5 - HTP - is required so serotonin synthesis (your wellbeing and happiness chemical).
B Vitamins - are cofactors for nerutotransmitter synthesis and can reduce the risk of depression. Neruotransmitters are essentially chemicals that allow nerves and different parts of your brain to communicate effectively. This is not an exhaustive list, but food sources include,
Exercise has been shown to improve depression and mood 
Getting quality, consistent restful sleep has also been shown to improve mood. I'm sure you've noticed how irritable, short tempered or fatigued you feel when you don't get enough sleep.
Seeing a therapist or support group can also be useful. There are also mental health charities and organisations such as Mind, or The iAM Project which can assist you in different ways.
If you need to, get in touch with your doctor who may be able to point you in the direction of services you can use. Sometimes medication can be either a short term or long term solution to manage symptoms depending on your situation - there is no shame in that.
Getting out in nature has also been shown to be effective for reducing depression. The growing research field known as ecotherapy, has shown a strong connection between time spent in nature, and reduced stress, anxiety and depression 
I've personally found keeping a journal helps me to dump all the thoughts from my mind onto a page, so that my mind becomes less cluttered, I use the Mood Cards which I think are a great tool for writing, or even just sharing what's going on for you.
As challenging as it can be at times, and as much as we want to be alone, human contact can also help us. Our social, living or relationship situation can all impact our ability to manage our depression. Making small changes, over time can have a powerful impact.
I recently saw in a meme online that what people view as the causes of depression include,

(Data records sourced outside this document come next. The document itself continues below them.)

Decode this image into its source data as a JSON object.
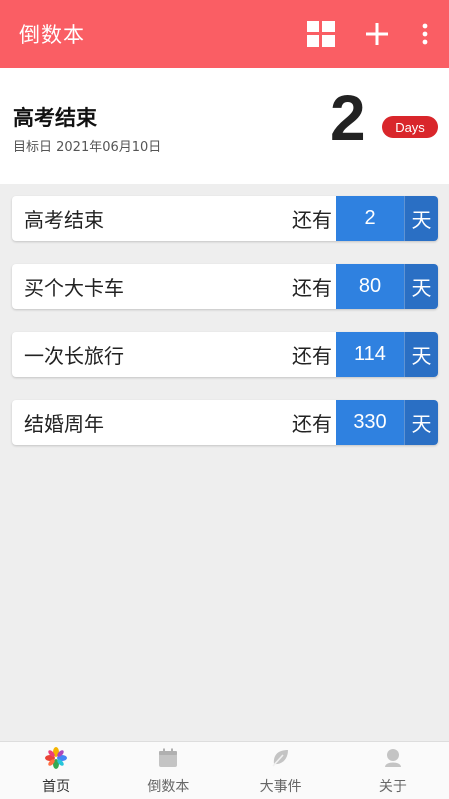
{
  "appbar": {
    "title": "倒数本",
    "grid_icon": "grid-icon",
    "add_icon": "plus-icon",
    "more_icon": "more-vertical-icon",
    "color": "#fa5e64"
  },
  "hero": {
    "event_name": "高考结束",
    "target_date": "目标日 2021年06月10日",
    "days_count": "2",
    "days_label": "Days"
  },
  "events": [
    {
      "name": "高考结束",
      "prefix": "还有",
      "days": "2",
      "unit": "天"
    },
    {
      "name": "买个大卡车",
      "prefix": "还有",
      "days": "80",
      "unit": "天"
    },
    {
      "name": "一次长旅行",
      "prefix": "还有",
      "days": "114",
      "unit": "天"
    },
    {
      "name": "结婚周年",
      "prefix": "还有",
      "days": "330",
      "unit": "天"
    }
  ],
  "bottom_nav": [
    {
      "label": "首页",
      "icon": "pinwheel-icon",
      "active": true
    },
    {
      "label": "倒数本",
      "icon": "calendar-icon",
      "active": false
    },
    {
      "label": "大事件",
      "icon": "leaf-icon",
      "active": false
    },
    {
      "label": "关于",
      "icon": "person-icon",
      "active": false
    }
  ],
  "colors": {
    "accent": "#fa5e64",
    "badge": "#d9262b",
    "number_bg": "#2f81e0",
    "unit_bg": "#2a6fc4"
  }
}
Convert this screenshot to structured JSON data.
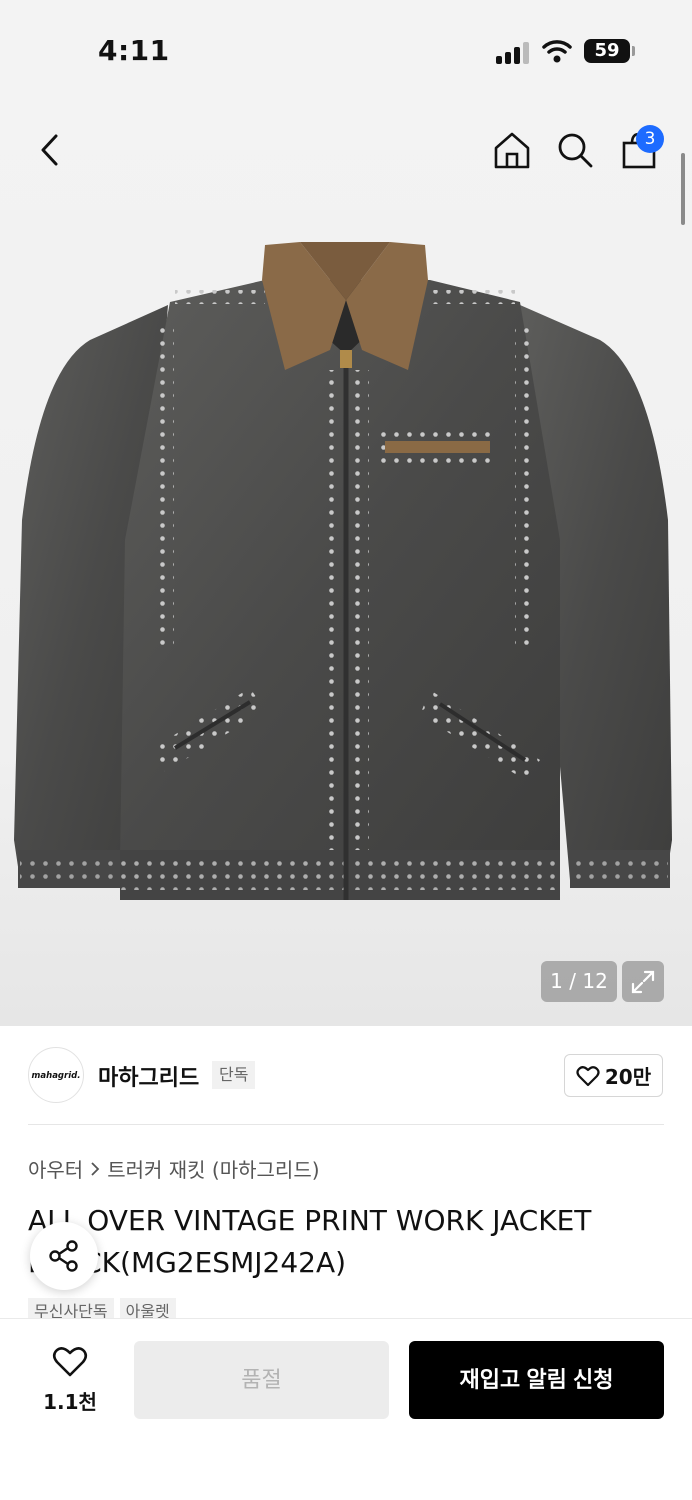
{
  "status_bar": {
    "time": "4:11",
    "battery": "59"
  },
  "nav": {
    "cart_count": "3"
  },
  "gallery": {
    "pager": "1 / 12"
  },
  "brand": {
    "logo_text": "mahagrid.",
    "name": "마하그리드",
    "badge": "단독",
    "likes": "20만"
  },
  "breadcrumb": {
    "category": "아우터",
    "subcategory": "트러커 재킷 (마하그리드)"
  },
  "product": {
    "title": "ALL OVER VINTAGE PRINT WORK JACKET BLACK(MG2ESMJ242A)",
    "tags": [
      "무신사단독",
      "아울렛"
    ]
  },
  "bottom": {
    "wish_count": "1.1천",
    "soldout_label": "품절",
    "restock_label": "재입고 알림 신청"
  },
  "colors": {
    "badge_blue": "#1d6bff",
    "primary_button": "#000000",
    "disabled_button": "#ececec"
  }
}
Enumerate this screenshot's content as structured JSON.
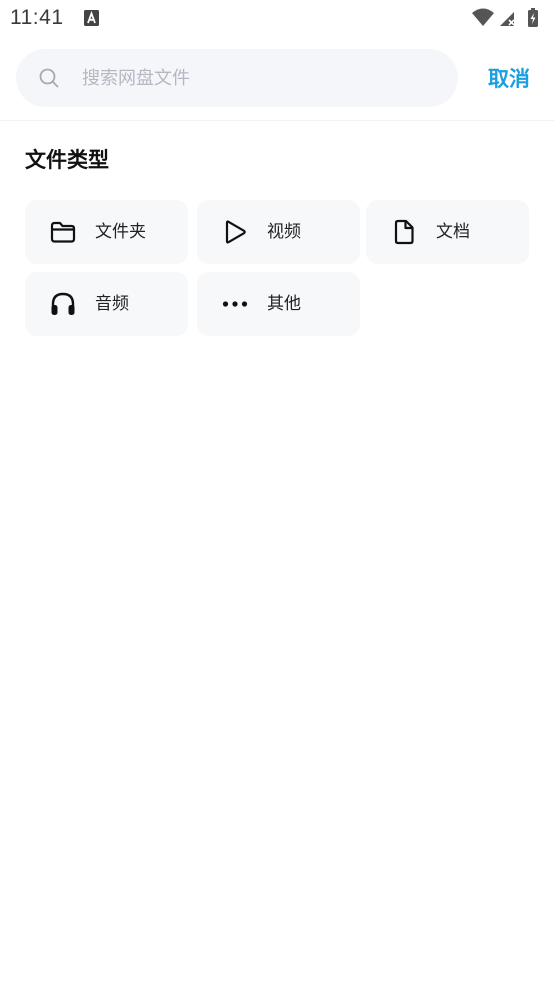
{
  "status_bar": {
    "time": "11:41"
  },
  "search": {
    "placeholder": "搜索网盘文件",
    "value": ""
  },
  "cancel_label": "取消",
  "section_title": "文件类型",
  "file_types": [
    {
      "label": "文件夹",
      "icon": "folder-icon"
    },
    {
      "label": "视频",
      "icon": "play-icon"
    },
    {
      "label": "文档",
      "icon": "document-icon"
    },
    {
      "label": "音频",
      "icon": "headphones-icon"
    },
    {
      "label": "其他",
      "icon": "more-icon"
    }
  ],
  "colors": {
    "accent": "#1c9fe0",
    "tile_bg": "#f7f8fa",
    "search_bg": "#f5f6fa"
  }
}
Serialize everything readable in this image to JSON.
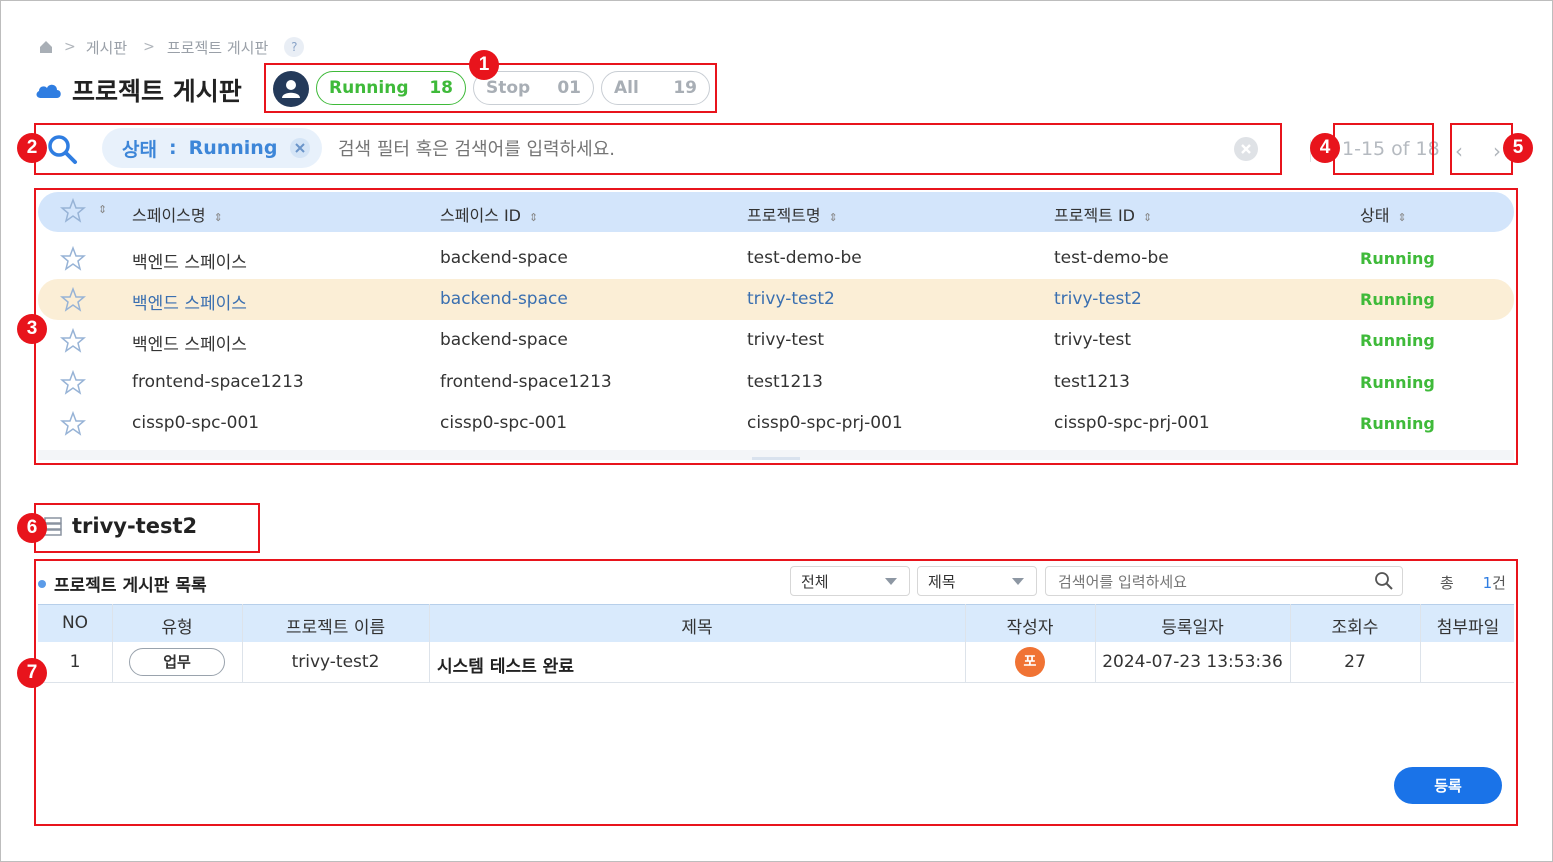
{
  "breadcrumb": {
    "home_icon": "home-icon",
    "items": [
      "게시판",
      "프로젝트 게시판"
    ],
    "help": "?"
  },
  "page_title": "프로젝트 게시판",
  "status_filters": {
    "running": {
      "label": "Running",
      "count": "18"
    },
    "stop": {
      "label": "Stop",
      "count": "01"
    },
    "all": {
      "label": "All",
      "count": "19"
    }
  },
  "search": {
    "chip_key": "상태",
    "chip_sep": ":",
    "chip_value": "Running",
    "placeholder": "검색 필터 혹은 검색어를 입력하세요."
  },
  "pagination": {
    "range": "1-15 of 18"
  },
  "table": {
    "headers": [
      "스페이스명",
      "스페이스 ID",
      "프로젝트명",
      "프로젝트 ID",
      "상태"
    ],
    "rows": [
      [
        "백엔드 스페이스",
        "backend-space",
        "test-demo-be",
        "test-demo-be",
        "Running"
      ],
      [
        "백엔드 스페이스",
        "backend-space",
        "trivy-test2",
        "trivy-test2",
        "Running"
      ],
      [
        "백엔드 스페이스",
        "backend-space",
        "trivy-test",
        "trivy-test",
        "Running"
      ],
      [
        "frontend-space1213",
        "frontend-space1213",
        "test1213",
        "test1213",
        "Running"
      ],
      [
        "cissp0-spc-001",
        "cissp0-spc-001",
        "cissp0-spc-prj-001",
        "cissp0-spc-prj-001",
        "Running"
      ]
    ],
    "selected_row": 1
  },
  "project_detail": {
    "name": "trivy-test2"
  },
  "board": {
    "title": "프로젝트 게시판 목록",
    "filter1": "전체",
    "filter2": "제목",
    "search_placeholder": "검색어를 입력하세요",
    "total_label": "총",
    "total_count": "1",
    "total_unit": "건",
    "headers": [
      "NO",
      "유형",
      "프로젝트 이름",
      "제목",
      "작성자",
      "등록일자",
      "조회수",
      "첨부파일"
    ],
    "rows": [
      {
        "no": "1",
        "type": "업무",
        "project": "trivy-test2",
        "title": "시스템 테스트 완료",
        "author": "포",
        "date": "2024-07-23 13:53:36",
        "views": "27",
        "attach": ""
      }
    ],
    "register": "등록"
  },
  "annotations": [
    "1",
    "2",
    "3",
    "4",
    "5",
    "6",
    "7"
  ],
  "colors": {
    "accent": "#1a73e8",
    "running": "#3fba3a",
    "annotation": "#e8141c",
    "selected_row": "#fbeed6",
    "header_bg": "#d3e5fb"
  }
}
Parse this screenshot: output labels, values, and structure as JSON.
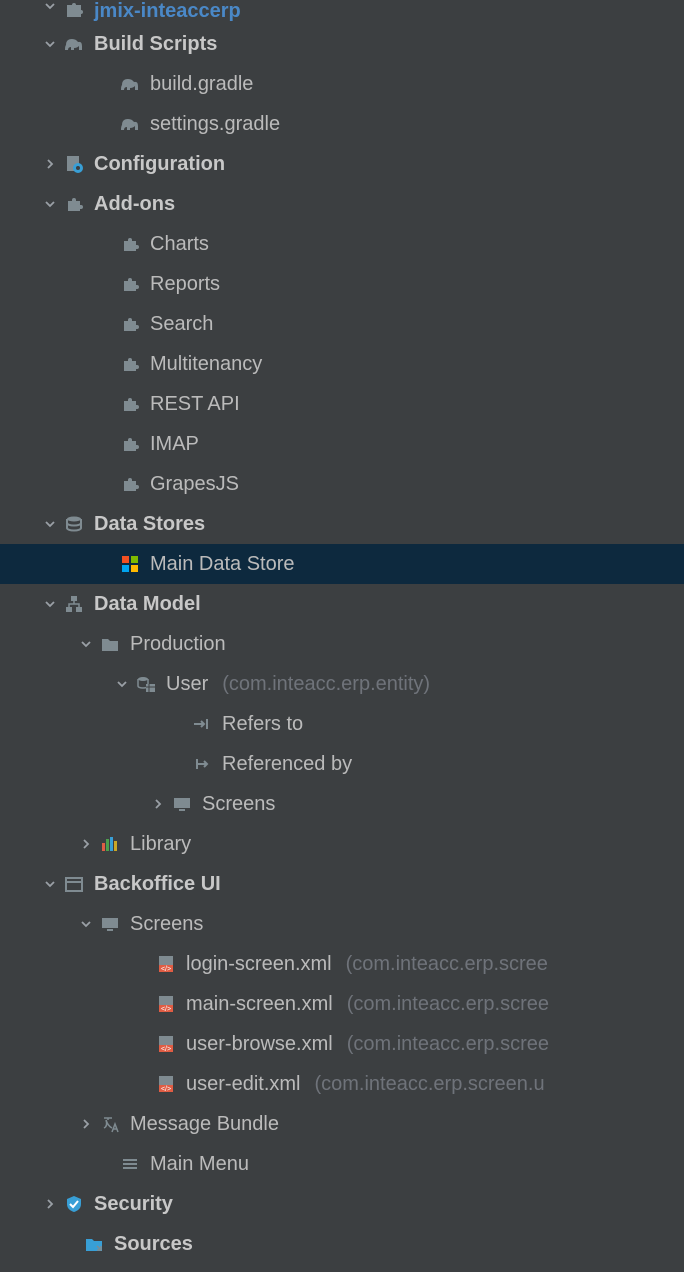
{
  "project": {
    "name": "jmix-inteaccerp"
  },
  "buildScripts": {
    "label": "Build Scripts",
    "items": [
      {
        "label": "build.gradle"
      },
      {
        "label": "settings.gradle"
      }
    ]
  },
  "configuration": {
    "label": "Configuration"
  },
  "addons": {
    "label": "Add-ons",
    "items": [
      {
        "label": "Charts"
      },
      {
        "label": "Reports"
      },
      {
        "label": "Search"
      },
      {
        "label": "Multitenancy"
      },
      {
        "label": "REST API"
      },
      {
        "label": "IMAP"
      },
      {
        "label": "GrapesJS"
      }
    ]
  },
  "dataStores": {
    "label": "Data Stores",
    "items": [
      {
        "label": "Main Data Store"
      }
    ]
  },
  "dataModel": {
    "label": "Data Model",
    "production": {
      "label": "Production",
      "user": {
        "label": "User",
        "hint": "(com.inteacc.erp.entity)",
        "refersTo": "Refers to",
        "referencedBy": "Referenced by",
        "screens": "Screens"
      }
    },
    "library": {
      "label": "Library"
    }
  },
  "backoffice": {
    "label": "Backoffice UI",
    "screens": {
      "label": "Screens",
      "items": [
        {
          "label": "login-screen.xml",
          "hint": "(com.inteacc.erp.scree"
        },
        {
          "label": "main-screen.xml",
          "hint": "(com.inteacc.erp.scree"
        },
        {
          "label": "user-browse.xml",
          "hint": "(com.inteacc.erp.scree"
        },
        {
          "label": "user-edit.xml",
          "hint": "(com.inteacc.erp.screen.u"
        }
      ]
    },
    "messageBundle": {
      "label": "Message Bundle"
    },
    "mainMenu": {
      "label": "Main Menu"
    }
  },
  "security": {
    "label": "Security"
  },
  "sources": {
    "label": "Sources"
  }
}
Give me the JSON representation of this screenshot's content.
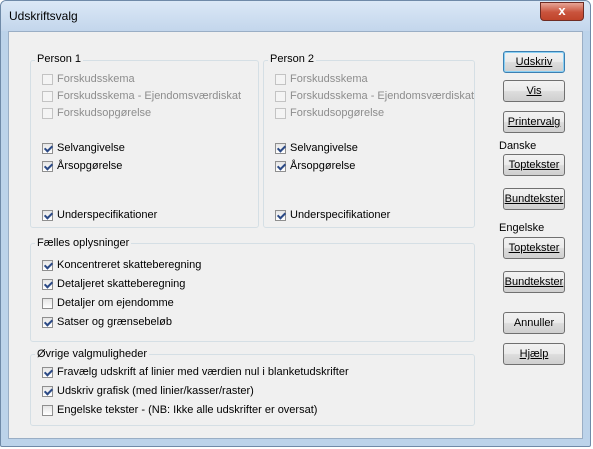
{
  "window": {
    "title": "Udskriftsvalg",
    "close_icon": "x"
  },
  "person1": {
    "label": "Person 1",
    "items": [
      {
        "label": "Forskudsskema",
        "checked": false,
        "enabled": false
      },
      {
        "label": "Forskudsskema - Ejendomsværdiskat",
        "checked": false,
        "enabled": false
      },
      {
        "label": "Forskudsopgørelse",
        "checked": false,
        "enabled": false
      },
      {
        "label": "Selvangivelse",
        "checked": true,
        "enabled": true
      },
      {
        "label": "Årsopgørelse",
        "checked": true,
        "enabled": true
      },
      {
        "label": "Underspecifikationer",
        "checked": true,
        "enabled": true
      }
    ]
  },
  "person2": {
    "label": "Person 2",
    "items": [
      {
        "label": "Forskudsskema",
        "checked": false,
        "enabled": false
      },
      {
        "label": "Forskudsskema - Ejendomsværdiskat",
        "checked": false,
        "enabled": false
      },
      {
        "label": "Forskudsopgørelse",
        "checked": false,
        "enabled": false
      },
      {
        "label": "Selvangivelse",
        "checked": true,
        "enabled": true
      },
      {
        "label": "Årsopgørelse",
        "checked": true,
        "enabled": true
      },
      {
        "label": "Underspecifikationer",
        "checked": true,
        "enabled": true
      }
    ]
  },
  "faelles": {
    "label": "Fælles oplysninger",
    "items": [
      {
        "label": "Koncentreret skatteberegning",
        "checked": true
      },
      {
        "label": "Detaljeret skatteberegning",
        "checked": true
      },
      {
        "label": "Detaljer om ejendomme",
        "checked": false
      },
      {
        "label": "Satser og grænsebeløb",
        "checked": true
      }
    ]
  },
  "ovrige": {
    "label": "Øvrige valgmuligheder",
    "items": [
      {
        "label": "Fravælg udskrift af linier med værdien nul i blanketudskrifter",
        "checked": true
      },
      {
        "label": "Udskriv grafisk (med linier/kasser/raster)",
        "checked": true
      },
      {
        "label": "Engelske tekster - (NB: Ikke alle udskrifter er oversat)",
        "checked": false
      }
    ]
  },
  "buttons": {
    "udskriv": "Udskriv",
    "vis": "Vis",
    "printervalg": "Printervalg",
    "danske_label": "Danske",
    "danske_toptekster": "Toptekster",
    "danske_bundtekster": "Bundtekster",
    "engelske_label": "Engelske",
    "engelske_toptekster": "Toptekster",
    "engelske_bundtekster": "Bundtekster",
    "annuller": "Annuller",
    "hjaelp": "Hjælp"
  }
}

You and I both know that this is just plain wrong. There are many factors from genetic, social, life circumstances, economic, cultural, and political systems that can lead to a person experiencing depression.
Depression is not personal failure, and there are things you can do to alleviate the symptoms. Remember that.
 Kraguljac et al. Efficacy of omega-3 fatty acids in mood disorders - a systematic review and meta-analysis. Psychopharmacol Bull. 2009; 42 (3): 39-54.
 Foster, McVey Neufeld. Gut-brain axis: how the microbiome influences anxiety and depression. Trends Neurosci. 2013; 36 (5): 305-12.
 Lai et al. The efficacy of zinc supplementation in depression: systematic review of randomised controlled trials. J Affect Disord. 2012; 136(1-2): e31-9.
Khoraminya et al. Therapeutic effects of vitamin D as adjunctive therapy to fluoxetine in patients with major depressive disorder. Aust N Z J Psychiatry. 2013; 47 (3): 271-5.
 Lynette L. Craft, Ph.D. and Frank M. Perna, Ed.D., Ph.D., The Benefits of Exercise for the Clinically Depressed,
 Harvard Health, July 2018, Sour mood getting you down Get Back To Nature: https://www.health.harvard.edu/mind-and-mood/sour-mood-getting-you-down-get-back-to-nature.